This summer it meant splitting wood (I DID close my eyes for that part because I didn’t fancy watching the removal of a finger. It never happened.) and building fires. It meant taking hard criticism from heroes and keeping his chin up. It meant carrying his sister through the swampy meadow and acting as the structural engineer for their dam project down on the sand bar. (When other, littler kids tore up their hard work, he stood watching from the fence, hands on hips. He came back up and let out a sigh. “We’re going to have to start all over again.” Then, after a little while, “Do you think next time I should just go down there and say, ‘Hey! My name’s Max! Do you want to play with us and see what we’ve been doing?'” ) It meant rowing boats and paddling canoes. There was even jumping off the canoe and the hard scramble back inside. It meant baiting his own hook, removing hooks and gutting fish. It meant cooking on his own and the pride that comes from making something to eat for more than yourself.

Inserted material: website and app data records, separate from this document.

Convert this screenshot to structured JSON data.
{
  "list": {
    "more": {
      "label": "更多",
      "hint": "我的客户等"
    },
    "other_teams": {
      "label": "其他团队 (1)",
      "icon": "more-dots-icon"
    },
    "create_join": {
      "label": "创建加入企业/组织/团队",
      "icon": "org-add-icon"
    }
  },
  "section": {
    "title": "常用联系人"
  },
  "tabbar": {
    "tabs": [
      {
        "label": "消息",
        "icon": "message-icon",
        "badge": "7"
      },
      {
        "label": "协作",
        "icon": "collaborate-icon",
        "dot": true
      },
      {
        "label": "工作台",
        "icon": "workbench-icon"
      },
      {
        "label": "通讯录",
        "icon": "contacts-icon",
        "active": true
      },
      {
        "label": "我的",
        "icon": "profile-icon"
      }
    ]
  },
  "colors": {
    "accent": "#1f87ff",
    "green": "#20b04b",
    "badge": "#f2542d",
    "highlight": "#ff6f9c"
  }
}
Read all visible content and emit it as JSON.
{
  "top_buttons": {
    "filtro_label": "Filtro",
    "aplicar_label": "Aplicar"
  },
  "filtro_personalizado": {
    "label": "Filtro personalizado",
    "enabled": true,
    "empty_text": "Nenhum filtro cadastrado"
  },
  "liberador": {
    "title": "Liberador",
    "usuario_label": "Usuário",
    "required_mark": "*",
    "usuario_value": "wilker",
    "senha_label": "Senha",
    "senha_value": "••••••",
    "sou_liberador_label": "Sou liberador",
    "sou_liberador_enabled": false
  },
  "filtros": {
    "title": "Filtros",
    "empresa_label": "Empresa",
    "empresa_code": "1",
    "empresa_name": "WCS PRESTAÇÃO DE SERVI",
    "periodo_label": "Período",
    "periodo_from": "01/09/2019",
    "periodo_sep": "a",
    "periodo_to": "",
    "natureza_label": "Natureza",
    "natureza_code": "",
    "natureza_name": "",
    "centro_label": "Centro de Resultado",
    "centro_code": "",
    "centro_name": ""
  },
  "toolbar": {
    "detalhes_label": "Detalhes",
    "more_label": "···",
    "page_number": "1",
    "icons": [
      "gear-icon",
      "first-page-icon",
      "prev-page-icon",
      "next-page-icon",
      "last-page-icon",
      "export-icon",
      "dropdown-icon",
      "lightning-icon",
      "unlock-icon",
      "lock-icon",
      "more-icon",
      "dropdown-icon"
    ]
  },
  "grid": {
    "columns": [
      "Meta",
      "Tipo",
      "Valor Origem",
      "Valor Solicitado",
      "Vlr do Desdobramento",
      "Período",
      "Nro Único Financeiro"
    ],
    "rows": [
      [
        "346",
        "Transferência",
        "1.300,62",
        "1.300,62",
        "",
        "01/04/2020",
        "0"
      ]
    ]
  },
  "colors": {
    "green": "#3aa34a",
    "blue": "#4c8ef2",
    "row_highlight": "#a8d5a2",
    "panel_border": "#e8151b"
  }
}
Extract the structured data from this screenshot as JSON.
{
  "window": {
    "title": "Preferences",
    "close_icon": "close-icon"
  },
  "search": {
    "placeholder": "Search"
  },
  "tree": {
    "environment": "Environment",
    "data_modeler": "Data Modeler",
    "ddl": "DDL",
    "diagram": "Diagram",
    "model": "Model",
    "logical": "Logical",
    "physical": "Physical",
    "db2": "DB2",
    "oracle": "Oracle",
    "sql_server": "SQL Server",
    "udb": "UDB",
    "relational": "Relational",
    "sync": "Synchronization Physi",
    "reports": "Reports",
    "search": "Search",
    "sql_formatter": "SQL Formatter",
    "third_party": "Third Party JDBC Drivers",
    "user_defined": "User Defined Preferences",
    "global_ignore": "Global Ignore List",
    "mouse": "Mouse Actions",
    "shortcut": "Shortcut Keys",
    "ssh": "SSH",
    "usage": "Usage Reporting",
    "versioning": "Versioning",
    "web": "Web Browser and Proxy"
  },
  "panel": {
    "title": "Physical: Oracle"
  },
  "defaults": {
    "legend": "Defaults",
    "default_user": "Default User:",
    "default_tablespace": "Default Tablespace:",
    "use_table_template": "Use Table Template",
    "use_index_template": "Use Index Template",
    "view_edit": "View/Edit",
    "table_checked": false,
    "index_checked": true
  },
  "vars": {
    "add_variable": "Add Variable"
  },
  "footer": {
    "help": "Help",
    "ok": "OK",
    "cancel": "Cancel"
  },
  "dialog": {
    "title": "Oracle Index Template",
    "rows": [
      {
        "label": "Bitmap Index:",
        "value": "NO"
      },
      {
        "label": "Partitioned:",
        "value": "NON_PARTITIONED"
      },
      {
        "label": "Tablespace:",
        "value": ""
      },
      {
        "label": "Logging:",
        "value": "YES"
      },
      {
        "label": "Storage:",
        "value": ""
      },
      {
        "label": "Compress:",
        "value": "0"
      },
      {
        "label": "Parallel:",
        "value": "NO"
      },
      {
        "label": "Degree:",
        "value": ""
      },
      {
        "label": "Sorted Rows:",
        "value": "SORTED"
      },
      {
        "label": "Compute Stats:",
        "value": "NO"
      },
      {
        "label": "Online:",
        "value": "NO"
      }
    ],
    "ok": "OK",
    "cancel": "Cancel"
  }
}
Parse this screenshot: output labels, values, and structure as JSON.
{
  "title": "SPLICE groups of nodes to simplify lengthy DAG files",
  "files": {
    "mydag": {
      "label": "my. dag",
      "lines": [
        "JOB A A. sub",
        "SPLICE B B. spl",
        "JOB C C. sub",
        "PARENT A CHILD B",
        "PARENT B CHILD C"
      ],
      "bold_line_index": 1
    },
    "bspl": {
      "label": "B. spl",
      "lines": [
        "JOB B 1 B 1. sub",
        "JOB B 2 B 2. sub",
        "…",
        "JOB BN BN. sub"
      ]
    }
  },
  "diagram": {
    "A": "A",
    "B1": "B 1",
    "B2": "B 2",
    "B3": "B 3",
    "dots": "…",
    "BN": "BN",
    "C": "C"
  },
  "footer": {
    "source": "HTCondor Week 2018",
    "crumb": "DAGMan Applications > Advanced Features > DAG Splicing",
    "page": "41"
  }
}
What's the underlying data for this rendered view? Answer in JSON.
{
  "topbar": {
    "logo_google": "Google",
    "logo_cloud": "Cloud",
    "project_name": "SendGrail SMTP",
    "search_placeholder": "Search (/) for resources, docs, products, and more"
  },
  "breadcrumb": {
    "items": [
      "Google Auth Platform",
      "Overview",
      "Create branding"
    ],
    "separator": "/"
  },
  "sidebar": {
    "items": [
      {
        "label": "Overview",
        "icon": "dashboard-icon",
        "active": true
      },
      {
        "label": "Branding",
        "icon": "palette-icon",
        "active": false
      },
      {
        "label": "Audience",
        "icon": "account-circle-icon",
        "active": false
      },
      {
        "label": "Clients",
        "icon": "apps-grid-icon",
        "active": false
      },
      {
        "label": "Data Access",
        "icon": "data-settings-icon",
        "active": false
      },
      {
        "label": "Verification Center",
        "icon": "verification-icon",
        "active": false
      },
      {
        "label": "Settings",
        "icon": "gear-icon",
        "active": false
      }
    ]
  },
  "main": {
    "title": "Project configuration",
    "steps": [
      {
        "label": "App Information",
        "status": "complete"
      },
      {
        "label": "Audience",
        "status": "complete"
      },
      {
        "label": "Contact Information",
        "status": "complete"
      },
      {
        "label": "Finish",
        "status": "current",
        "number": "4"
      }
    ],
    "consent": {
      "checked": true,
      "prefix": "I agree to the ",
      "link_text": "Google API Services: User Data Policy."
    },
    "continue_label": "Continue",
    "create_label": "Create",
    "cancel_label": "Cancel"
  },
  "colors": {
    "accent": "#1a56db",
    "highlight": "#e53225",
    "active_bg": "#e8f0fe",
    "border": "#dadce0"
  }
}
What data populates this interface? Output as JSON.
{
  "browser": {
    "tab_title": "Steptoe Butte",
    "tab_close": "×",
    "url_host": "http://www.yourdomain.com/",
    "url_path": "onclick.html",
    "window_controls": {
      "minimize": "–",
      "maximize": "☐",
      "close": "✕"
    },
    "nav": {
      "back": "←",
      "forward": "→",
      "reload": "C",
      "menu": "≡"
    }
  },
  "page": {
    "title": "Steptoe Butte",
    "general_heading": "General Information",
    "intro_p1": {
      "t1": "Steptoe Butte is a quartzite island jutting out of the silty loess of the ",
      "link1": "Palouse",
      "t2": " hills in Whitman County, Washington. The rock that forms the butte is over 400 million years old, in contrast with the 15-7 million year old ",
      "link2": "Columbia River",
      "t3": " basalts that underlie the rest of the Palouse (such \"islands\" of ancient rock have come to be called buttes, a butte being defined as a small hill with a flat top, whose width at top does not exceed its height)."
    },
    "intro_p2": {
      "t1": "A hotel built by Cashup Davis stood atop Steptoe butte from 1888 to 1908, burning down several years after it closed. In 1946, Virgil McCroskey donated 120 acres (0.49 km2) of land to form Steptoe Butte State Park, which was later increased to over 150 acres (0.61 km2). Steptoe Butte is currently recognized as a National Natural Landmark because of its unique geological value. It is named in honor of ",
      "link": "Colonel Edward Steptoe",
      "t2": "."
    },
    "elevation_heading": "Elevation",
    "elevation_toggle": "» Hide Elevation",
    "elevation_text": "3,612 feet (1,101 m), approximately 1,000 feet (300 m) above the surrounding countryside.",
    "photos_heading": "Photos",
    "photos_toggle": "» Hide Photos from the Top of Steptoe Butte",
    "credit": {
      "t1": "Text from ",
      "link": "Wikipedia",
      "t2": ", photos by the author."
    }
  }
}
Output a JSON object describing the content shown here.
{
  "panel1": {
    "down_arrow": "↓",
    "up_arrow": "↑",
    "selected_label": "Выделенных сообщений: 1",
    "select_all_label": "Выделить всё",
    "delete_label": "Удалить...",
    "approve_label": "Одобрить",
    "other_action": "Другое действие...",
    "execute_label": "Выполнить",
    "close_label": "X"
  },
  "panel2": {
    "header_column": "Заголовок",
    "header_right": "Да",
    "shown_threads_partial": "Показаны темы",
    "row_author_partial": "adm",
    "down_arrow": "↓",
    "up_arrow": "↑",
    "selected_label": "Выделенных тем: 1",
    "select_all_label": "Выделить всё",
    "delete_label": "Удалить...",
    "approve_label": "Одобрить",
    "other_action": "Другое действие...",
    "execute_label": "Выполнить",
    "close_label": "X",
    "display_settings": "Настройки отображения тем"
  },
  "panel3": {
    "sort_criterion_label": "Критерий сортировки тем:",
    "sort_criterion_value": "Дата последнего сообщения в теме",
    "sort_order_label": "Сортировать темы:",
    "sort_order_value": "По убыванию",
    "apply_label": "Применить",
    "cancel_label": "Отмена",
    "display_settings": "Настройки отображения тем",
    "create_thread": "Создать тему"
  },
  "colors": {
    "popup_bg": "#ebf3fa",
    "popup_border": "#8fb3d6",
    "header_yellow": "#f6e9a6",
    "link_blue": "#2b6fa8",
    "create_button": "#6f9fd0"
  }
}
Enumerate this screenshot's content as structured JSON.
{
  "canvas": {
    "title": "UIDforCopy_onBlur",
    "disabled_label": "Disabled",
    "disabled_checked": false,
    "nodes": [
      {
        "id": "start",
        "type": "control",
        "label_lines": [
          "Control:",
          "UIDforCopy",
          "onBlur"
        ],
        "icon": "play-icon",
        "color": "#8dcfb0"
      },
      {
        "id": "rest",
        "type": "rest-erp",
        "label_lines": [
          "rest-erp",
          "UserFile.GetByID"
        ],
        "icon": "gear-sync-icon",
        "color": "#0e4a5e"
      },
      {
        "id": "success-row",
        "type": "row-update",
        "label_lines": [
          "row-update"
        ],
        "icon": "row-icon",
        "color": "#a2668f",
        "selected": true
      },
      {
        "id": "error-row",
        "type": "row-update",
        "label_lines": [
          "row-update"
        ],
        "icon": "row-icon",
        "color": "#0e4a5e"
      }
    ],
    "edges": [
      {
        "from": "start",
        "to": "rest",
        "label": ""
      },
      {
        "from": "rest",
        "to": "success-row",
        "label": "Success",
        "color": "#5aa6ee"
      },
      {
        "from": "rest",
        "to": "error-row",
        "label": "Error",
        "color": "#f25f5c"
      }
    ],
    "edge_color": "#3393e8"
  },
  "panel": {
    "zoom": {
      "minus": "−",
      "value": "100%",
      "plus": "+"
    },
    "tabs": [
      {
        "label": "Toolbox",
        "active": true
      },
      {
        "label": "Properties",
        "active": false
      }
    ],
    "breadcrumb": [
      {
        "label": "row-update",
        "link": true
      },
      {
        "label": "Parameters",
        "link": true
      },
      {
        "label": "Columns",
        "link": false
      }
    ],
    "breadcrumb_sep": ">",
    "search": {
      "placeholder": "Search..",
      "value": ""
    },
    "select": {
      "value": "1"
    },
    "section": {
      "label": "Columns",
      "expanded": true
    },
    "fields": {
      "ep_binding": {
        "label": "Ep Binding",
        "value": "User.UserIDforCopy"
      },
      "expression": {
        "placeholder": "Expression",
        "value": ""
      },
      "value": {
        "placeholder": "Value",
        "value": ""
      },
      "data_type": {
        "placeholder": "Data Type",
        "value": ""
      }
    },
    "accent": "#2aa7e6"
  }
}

It meant giving large portions of his time and energy to helping and playing with his siblings AND the self-knowledge to seek out solitary time, too. It meant big questions about God and sure movements towards holiness. It meant endless pondering about what his first “real” job should be. It meant the gift of his very first rifle and the bruise on his shoulder that proved he shot it. It meant strong opinions in clothes and toys and books and food and that was good.
Sometimes it meant hot, frustrated tears and shuddering breaths because it is a stretch, after all, and that’s hard.
Once the stretching is through, though, I hope he only has the vaguest memories of it. And I pray that he continues to reach and grasp ever higher for the next summit, the next challenge, the next call. We’ll help all we can until he enters his own Neverland.